Think Siberia and think cold. Think hoarfrosted faces, howling wolves, frozen mountains, salt mines, human chain gangs and exile. Maxim Gorky once called it a ‘land of chains and ice’ and, until recently, the description still held good. Tsars and Party apparatchiks might have had opposing political ideologies but they were of one mind when it came to Siberia.
It was the ne plus ultra of natural prisons; any criminal or persona non grata could be dropped off in its inhospitable snowbound vastness, never to be seen again. Attempts at escaping back to civilization usually met with a chilly end. But it wasn’t until the Stalinist purges that Siberia and gulag became synonymous with human atrocity, moving Solzhenitsyn to write his illegal and death sentence-attracting novel, Gulag Archipelago.
Siberia’s history left a scar on the Russian psyche, but gradually its reputation is changing. Its vastness – it takes up nearly three quarters of Russia or one third of the entire northern hemisphere – and uninhabitability make it a rewarding challenge. More and more foreigners are attracted to its virginal spaces and complete lack of Contiki Tour predictability. Travelers do not do a tour of Siberia as much as complete a mental and physical odyssey.
While much of Siberia is taiga – dark and brooding forests of birch, pine, spruce and larch – the real desert of eastern Russia is the Siberian tundra. The tundra falls almost completely within the Arctic Circle. Most of the ground has frozen over; it’s the geological equivalent of the faulty freezer that no one can be bothered defrosting. In some places the permafrost reaches a depth of 1450m (4760ft). There are very few trees or bushes at all, and for nine months of the year the little bit of greenery that survives is buried beneath a carpet of snow.

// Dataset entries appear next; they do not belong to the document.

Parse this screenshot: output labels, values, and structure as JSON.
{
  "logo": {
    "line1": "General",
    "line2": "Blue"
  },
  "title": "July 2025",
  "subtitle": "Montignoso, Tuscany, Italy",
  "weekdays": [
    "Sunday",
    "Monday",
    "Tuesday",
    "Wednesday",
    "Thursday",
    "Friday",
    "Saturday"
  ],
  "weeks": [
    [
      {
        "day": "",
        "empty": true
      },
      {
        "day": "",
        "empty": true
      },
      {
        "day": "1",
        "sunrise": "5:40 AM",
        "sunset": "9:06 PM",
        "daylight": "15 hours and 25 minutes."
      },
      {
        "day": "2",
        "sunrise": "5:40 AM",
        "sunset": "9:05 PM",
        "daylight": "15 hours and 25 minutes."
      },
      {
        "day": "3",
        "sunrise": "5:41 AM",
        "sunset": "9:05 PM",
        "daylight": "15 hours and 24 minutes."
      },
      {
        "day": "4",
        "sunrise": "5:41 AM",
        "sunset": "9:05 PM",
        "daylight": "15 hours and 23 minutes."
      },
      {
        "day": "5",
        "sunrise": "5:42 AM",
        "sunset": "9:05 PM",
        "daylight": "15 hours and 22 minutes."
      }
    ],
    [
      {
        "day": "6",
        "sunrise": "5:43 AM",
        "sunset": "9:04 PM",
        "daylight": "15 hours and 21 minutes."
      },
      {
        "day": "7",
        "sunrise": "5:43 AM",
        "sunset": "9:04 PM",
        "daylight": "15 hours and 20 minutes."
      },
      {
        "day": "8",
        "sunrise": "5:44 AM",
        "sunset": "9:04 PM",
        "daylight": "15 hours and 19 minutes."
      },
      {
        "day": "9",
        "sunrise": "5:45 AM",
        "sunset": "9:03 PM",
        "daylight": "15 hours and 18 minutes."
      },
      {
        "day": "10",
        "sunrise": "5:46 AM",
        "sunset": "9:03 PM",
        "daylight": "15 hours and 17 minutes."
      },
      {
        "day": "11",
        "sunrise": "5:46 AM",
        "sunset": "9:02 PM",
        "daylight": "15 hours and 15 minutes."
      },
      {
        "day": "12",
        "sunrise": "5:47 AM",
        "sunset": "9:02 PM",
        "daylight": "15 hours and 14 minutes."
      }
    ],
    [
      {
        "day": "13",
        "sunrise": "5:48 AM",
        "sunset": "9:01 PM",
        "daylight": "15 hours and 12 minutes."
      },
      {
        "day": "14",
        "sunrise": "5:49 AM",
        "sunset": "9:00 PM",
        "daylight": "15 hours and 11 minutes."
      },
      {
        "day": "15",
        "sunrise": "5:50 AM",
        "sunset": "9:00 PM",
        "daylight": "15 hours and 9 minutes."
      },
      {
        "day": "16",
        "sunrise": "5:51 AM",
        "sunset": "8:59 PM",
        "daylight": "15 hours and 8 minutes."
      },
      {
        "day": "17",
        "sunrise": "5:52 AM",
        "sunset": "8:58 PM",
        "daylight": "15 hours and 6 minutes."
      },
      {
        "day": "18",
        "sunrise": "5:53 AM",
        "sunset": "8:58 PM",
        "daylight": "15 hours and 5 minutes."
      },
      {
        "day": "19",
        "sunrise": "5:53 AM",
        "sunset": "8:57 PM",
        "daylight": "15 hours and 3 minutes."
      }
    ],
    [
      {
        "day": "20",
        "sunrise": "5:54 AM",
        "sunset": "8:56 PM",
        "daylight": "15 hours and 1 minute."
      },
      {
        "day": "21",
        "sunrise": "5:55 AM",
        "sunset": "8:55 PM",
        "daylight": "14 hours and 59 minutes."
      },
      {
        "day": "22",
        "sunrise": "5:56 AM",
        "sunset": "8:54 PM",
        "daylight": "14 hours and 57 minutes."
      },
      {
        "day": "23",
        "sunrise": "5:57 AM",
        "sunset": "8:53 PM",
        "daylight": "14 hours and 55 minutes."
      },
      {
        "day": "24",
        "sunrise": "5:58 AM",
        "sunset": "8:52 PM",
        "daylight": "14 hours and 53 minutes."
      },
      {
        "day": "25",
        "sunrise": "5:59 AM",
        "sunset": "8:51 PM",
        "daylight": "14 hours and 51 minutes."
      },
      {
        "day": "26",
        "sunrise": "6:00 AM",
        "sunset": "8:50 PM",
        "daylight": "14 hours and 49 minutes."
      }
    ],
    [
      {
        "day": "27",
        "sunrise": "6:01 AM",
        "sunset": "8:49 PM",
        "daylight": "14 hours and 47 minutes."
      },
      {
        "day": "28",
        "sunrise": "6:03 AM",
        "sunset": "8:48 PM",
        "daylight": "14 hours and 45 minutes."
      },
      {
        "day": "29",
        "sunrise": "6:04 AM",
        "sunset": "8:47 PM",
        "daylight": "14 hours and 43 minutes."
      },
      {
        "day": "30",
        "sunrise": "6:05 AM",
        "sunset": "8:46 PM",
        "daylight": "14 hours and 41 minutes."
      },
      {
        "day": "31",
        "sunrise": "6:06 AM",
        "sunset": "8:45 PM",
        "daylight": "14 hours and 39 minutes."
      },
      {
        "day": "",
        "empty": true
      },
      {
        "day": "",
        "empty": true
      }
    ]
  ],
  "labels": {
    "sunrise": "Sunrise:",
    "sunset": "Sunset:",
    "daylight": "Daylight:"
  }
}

The only animal hardy enough to survive out here in the howling wilderness is the hidebound reindeer and the hard luck lemming (suddenly, the whole ‘jumping off cliffs’ thing makes more sense). All in all, it’s not exactly anyone’s paradise. But if you’re looking for the exotic and the unspoiled, Siberia is it. A trip on the famous and fabulous Trans-Siberian railroad will take you across the tip of the steamy Gobi desert, through the deepest heartland of Russia and right up to the very tip of the icy wastelands of the tundra.